Input records:

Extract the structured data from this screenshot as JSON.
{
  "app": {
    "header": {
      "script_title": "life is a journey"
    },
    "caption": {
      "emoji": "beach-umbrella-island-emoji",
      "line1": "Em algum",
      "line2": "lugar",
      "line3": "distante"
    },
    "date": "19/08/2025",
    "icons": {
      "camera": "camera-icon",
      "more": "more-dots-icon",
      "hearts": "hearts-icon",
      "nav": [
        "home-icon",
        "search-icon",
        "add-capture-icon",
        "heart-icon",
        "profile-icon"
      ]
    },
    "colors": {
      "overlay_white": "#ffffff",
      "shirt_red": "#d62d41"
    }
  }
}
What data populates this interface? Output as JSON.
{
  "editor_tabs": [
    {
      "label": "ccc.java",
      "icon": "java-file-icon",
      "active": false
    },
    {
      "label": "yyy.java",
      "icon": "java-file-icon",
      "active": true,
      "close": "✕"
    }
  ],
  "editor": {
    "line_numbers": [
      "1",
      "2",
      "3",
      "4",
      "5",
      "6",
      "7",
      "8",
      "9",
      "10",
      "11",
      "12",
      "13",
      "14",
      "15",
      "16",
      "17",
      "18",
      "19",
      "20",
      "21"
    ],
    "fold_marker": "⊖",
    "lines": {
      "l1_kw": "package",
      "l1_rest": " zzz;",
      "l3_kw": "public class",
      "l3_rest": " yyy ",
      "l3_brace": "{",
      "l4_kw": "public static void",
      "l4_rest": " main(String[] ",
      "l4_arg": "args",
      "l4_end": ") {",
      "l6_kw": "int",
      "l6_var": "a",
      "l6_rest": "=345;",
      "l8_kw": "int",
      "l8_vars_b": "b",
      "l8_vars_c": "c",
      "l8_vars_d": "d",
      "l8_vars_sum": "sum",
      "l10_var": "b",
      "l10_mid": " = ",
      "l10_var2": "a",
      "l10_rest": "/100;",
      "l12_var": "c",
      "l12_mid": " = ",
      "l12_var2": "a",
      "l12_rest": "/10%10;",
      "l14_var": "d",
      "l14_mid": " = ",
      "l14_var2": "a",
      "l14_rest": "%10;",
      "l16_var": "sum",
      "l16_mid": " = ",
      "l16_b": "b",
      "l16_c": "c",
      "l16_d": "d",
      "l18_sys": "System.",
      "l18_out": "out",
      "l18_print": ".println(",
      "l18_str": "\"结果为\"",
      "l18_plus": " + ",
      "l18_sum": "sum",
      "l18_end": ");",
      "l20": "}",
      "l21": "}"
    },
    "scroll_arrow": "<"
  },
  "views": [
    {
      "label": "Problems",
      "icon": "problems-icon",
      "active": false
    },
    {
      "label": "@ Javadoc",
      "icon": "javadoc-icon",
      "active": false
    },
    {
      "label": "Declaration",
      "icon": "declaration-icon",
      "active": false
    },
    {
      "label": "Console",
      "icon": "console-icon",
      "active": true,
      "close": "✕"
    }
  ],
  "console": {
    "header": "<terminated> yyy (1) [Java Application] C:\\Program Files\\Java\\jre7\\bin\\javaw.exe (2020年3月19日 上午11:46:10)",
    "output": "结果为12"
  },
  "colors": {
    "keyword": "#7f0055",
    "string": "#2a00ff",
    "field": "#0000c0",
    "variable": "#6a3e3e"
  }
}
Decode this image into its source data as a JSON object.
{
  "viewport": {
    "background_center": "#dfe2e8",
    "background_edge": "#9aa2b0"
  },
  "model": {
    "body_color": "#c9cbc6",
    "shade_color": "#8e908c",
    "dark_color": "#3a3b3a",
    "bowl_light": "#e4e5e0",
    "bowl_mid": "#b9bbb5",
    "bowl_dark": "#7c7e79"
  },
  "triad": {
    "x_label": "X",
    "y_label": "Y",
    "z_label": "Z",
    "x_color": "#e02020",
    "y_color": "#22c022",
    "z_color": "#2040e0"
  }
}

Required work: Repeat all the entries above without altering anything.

Result for this task:
Extract the structured data from this screenshot as JSON.
{
  "app": {
    "header": {
      "script_title": "life is a journey"
    },
    "caption": {
      "emoji": "beach-umbrella-island-emoji",
      "line1": "Em algum",
      "line2": "lugar",
      "line3": "distante"
    },
    "date": "19/08/2025",
    "icons": {
      "camera": "camera-icon",
      "more": "more-dots-icon",
      "hearts": "hearts-icon",
      "nav": [
        "home-icon",
        "search-icon",
        "add-capture-icon",
        "heart-icon",
        "profile-icon"
      ]
    },
    "colors": {
      "overlay_white": "#ffffff",
      "shirt_red": "#d62d41"
    }
  }
}
What data populates this interface? Output as JSON.
{
  "editor_tabs": [
    {
      "label": "ccc.java",
      "icon": "java-file-icon",
      "active": false
    },
    {
      "label": "yyy.java",
      "icon": "java-file-icon",
      "active": true,
      "close": "✕"
    }
  ],
  "editor": {
    "line_numbers": [
      "1",
      "2",
      "3",
      "4",
      "5",
      "6",
      "7",
      "8",
      "9",
      "10",
      "11",
      "12",
      "13",
      "14",
      "15",
      "16",
      "17",
      "18",
      "19",
      "20",
      "21"
    ],
    "fold_marker": "⊖",
    "lines": {
      "l1_kw": "package",
      "l1_rest": " zzz;",
      "l3_kw": "public class",
      "l3_rest": " yyy ",
      "l3_brace": "{",
      "l4_kw": "public static void",
      "l4_rest": " main(String[] ",
      "l4_arg": "args",
      "l4_end": ") {",
      "l6_kw": "int",
      "l6_var": "a",
      "l6_rest": "=345;",
      "l8_kw": "int",
      "l8_vars_b": "b",
      "l8_vars_c": "c",
      "l8_vars_d": "d",
      "l8_vars_sum": "sum",
      "l10_var": "b",
      "l10_mid": " = ",
      "l10_var2": "a",
      "l10_rest": "/100;",
      "l12_var": "c",
      "l12_mid": " = ",
      "l12_var2": "a",
      "l12_rest": "/10%10;",
      "l14_var": "d",
      "l14_mid": " = ",
      "l14_var2": "a",
      "l14_rest": "%10;",
      "l16_var": "sum",
      "l16_mid": " = ",
      "l16_b": "b",
      "l16_c": "c",
      "l16_d": "d",
      "l18_sys": "System.",
      "l18_out": "out",
      "l18_print": ".println(",
      "l18_str": "\"结果为\"",
      "l18_plus": " + ",
      "l18_sum": "sum",
      "l18_end": ");",
      "l20": "}",
      "l21": "}"
    },
    "scroll_arrow": "<"
  },
  "views": [
    {
      "label": "Problems",
      "icon": "problems-icon",
      "active": false
    },
    {
      "label": "@ Javadoc",
      "icon": "javadoc-icon",
      "active": false
    },
    {
      "label": "Declaration",
      "icon": "declaration-icon",
      "active": false
    },
    {
      "label": "Console",
      "icon": "console-icon",
      "active": true,
      "close": "✕"
    }
  ],
  "console": {
    "header": "<terminated> yyy (1) [Java Application] C:\\Program Files\\Java\\jre7\\bin\\javaw.exe (2020年3月19日 上午11:46:10)",
    "output": "结果为12"
  },
  "colors": {
    "keyword": "#7f0055",
    "string": "#2a00ff",
    "field": "#0000c0",
    "variable": "#6a3e3e"
  }
}
Decode this image into its source data as a JSON object.
{
  "viewport": {
    "background_center": "#dfe2e8",
    "background_edge": "#9aa2b0"
  },
  "model": {
    "body_color": "#c9cbc6",
    "shade_color": "#8e908c",
    "dark_color": "#3a3b3a",
    "bowl_light": "#e4e5e0",
    "bowl_mid": "#b9bbb5",
    "bowl_dark": "#7c7e79"
  },
  "triad": {
    "x_label": "X",
    "y_label": "Y",
    "z_label": "Z",
    "x_color": "#e02020",
    "y_color": "#22c022",
    "z_color": "#2040e0"
  }
}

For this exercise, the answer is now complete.